ASSIGNED TASK »
Make an exact copy of all the entries, but do not reproduce the pictures.

(Interface dataset entries)
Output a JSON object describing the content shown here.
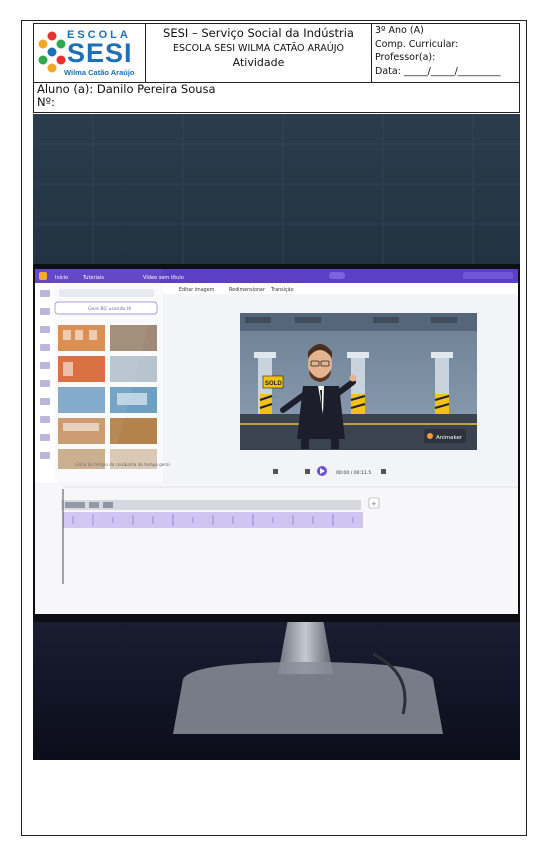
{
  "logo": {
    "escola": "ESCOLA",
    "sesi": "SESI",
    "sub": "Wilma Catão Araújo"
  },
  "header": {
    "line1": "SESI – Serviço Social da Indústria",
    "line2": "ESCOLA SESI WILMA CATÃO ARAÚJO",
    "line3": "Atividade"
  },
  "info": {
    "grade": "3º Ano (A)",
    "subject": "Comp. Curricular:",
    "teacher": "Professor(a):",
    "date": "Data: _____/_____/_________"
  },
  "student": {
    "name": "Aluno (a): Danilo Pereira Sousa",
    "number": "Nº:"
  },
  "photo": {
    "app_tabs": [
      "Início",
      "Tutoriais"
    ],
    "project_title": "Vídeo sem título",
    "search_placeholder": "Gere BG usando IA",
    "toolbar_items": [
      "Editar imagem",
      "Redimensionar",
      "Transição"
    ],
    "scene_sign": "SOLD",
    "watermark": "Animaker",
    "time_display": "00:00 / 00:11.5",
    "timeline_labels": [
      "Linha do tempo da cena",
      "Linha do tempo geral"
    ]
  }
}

SOLUTION TO THIS EXERCISE »
Output a JSON object describing the content shown here.
{
  "logo": {
    "escola": "ESCOLA",
    "sesi": "SESI",
    "sub": "Wilma Catão Araújo"
  },
  "header": {
    "line1": "SESI – Serviço Social da Indústria",
    "line2": "ESCOLA SESI WILMA CATÃO ARAÚJO",
    "line3": "Atividade"
  },
  "info": {
    "grade": "3º Ano (A)",
    "subject": "Comp. Curricular:",
    "teacher": "Professor(a):",
    "date": "Data: _____/_____/_________"
  },
  "student": {
    "name": "Aluno (a): Danilo Pereira Sousa",
    "number": "Nº:"
  },
  "photo": {
    "app_tabs": [
      "Início",
      "Tutoriais"
    ],
    "project_title": "Vídeo sem título",
    "search_placeholder": "Gere BG usando IA",
    "toolbar_items": [
      "Editar imagem",
      "Redimensionar",
      "Transição"
    ],
    "scene_sign": "SOLD",
    "watermark": "Animaker",
    "time_display": "00:00 / 00:11.5",
    "timeline_labels": [
      "Linha do tempo da cena",
      "Linha do tempo geral"
    ]
  }
}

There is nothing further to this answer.